  • Some roadways are designated as low-speed zones. These might include roads in areas with high pedestrian traffic, such as school zones. Driving over the speed limit can put you and others at risk of harm — and costlier ticket penalties.
  • Never pass a stopped school bus displaying a stop sign to its left; that's a signal children may be crossing the street.
  • If you hear a siren coming at you, it means there's a police or fire truck near you that's heading toward an emergency. If it's safe, pull to the side, stop and wait until the vehicle goes by.
  • Horn honking is reserved for emergencies. Try to avoid using your horn for other situations, such as frustration in traffic. Do, however, use it to alert a driver that may not see you.
  • Completely stop at stop signs and look for other drivers and pedestrians before you cross, especially in areas you drive every day.
  • Use care when parking your vehicle. Always look for tow away zone or handicapped signs. These areas are reserved for vehicles with special permits. Also, certain streets may have parking restrictions, and failing to follow instructions at a parking meter may result in a fine.

Other preventative measures

Allied has other online resources that will help with your safe driving efforts:

A legacy of trust

Allied has been insuring America's automobiles for over 80 years, and we've learned a lot along the way.
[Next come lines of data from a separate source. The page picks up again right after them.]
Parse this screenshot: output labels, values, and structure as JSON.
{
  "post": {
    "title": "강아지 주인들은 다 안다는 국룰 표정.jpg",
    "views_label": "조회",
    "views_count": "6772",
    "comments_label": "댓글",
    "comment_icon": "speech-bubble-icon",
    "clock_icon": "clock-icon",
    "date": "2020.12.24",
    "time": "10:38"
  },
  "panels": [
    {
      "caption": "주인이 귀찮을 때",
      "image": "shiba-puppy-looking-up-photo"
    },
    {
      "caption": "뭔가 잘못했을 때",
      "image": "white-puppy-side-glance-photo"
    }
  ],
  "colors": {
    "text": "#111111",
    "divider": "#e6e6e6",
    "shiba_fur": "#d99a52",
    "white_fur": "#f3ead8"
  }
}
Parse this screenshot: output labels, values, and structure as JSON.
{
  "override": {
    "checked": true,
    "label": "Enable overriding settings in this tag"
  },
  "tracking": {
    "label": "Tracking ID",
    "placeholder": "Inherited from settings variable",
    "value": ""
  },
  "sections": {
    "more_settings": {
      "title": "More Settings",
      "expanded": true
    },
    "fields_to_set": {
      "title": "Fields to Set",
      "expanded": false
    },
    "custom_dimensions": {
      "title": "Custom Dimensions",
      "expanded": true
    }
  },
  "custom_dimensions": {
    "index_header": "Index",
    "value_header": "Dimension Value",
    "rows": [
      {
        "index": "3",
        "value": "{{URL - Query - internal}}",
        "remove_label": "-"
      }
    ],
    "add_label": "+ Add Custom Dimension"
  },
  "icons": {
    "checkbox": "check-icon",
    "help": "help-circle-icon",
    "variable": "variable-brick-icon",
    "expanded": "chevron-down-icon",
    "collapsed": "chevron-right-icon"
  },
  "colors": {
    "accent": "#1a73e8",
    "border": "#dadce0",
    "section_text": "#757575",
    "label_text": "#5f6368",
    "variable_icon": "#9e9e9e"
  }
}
We offer auto insurance at competitive prices, along with a range of insurance options for your home and business. Bundle them together and you can save.

Source: Nationwide.com

Product, coverage, discounts, insurance terms, definitions, and other descriptions are intended for informational purposes only and do not in any way replace or modify the definitions and information contained in your individual insurance contracts, policies, and/or declaration pages from Allied-affiliated underwriting companies, which are controlling. Such products, coverage, terms, and discounts may vary by state and exclusions may apply.